▶ [Task directions]
Work out how many lines in the entries below include the word "Migration". Give nothing but the number.

▶ [The data]
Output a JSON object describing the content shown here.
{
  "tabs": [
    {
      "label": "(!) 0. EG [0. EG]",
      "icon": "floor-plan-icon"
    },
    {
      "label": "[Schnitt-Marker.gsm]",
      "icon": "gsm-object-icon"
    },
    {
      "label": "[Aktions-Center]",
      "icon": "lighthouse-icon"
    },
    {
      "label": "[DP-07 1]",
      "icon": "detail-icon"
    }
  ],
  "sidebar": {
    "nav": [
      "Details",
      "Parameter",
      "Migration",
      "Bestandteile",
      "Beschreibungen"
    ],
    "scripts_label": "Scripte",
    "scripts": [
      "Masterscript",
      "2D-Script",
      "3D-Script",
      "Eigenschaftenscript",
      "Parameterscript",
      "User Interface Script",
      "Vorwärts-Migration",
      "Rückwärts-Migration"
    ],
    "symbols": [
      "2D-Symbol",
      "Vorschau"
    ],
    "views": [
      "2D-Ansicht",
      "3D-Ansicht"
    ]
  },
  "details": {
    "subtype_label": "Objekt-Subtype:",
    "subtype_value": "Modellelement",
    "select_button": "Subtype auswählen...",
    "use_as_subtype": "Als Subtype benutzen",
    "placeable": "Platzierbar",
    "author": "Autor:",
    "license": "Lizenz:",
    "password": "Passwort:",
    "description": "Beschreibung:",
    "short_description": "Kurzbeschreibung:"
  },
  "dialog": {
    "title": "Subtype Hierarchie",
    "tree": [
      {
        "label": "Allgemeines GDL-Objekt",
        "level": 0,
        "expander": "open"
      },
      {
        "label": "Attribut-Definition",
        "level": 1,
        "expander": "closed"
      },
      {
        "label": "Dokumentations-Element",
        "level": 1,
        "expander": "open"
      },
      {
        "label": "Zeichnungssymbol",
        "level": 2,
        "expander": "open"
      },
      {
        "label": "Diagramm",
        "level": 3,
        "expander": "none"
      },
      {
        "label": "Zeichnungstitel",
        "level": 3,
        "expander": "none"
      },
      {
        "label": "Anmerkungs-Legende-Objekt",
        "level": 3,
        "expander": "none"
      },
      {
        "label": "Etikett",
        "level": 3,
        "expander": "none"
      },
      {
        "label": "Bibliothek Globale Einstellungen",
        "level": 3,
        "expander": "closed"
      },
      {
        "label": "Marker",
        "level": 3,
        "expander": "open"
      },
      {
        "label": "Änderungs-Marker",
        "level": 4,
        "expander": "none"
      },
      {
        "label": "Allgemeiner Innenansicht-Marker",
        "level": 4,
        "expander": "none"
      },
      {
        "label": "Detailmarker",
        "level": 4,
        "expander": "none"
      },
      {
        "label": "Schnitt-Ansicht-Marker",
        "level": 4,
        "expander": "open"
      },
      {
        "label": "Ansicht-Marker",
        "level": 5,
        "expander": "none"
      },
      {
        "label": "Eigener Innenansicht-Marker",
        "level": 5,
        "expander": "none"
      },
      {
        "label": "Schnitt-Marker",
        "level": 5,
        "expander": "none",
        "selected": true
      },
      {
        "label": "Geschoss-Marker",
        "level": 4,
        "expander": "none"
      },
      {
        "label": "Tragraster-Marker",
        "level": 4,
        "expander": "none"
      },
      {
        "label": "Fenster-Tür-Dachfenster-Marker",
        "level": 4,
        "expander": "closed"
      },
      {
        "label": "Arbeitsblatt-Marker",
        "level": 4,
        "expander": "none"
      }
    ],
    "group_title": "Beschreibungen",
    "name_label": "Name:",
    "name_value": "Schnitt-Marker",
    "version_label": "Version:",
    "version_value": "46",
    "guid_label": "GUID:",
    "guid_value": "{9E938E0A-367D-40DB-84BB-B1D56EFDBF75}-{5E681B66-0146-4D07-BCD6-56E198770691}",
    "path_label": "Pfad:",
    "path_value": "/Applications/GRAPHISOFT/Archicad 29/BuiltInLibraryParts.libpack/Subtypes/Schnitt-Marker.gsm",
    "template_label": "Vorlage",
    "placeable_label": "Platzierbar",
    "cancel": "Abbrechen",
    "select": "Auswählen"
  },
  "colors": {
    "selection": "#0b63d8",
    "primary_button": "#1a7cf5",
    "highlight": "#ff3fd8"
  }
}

▶ [Response to the task]
3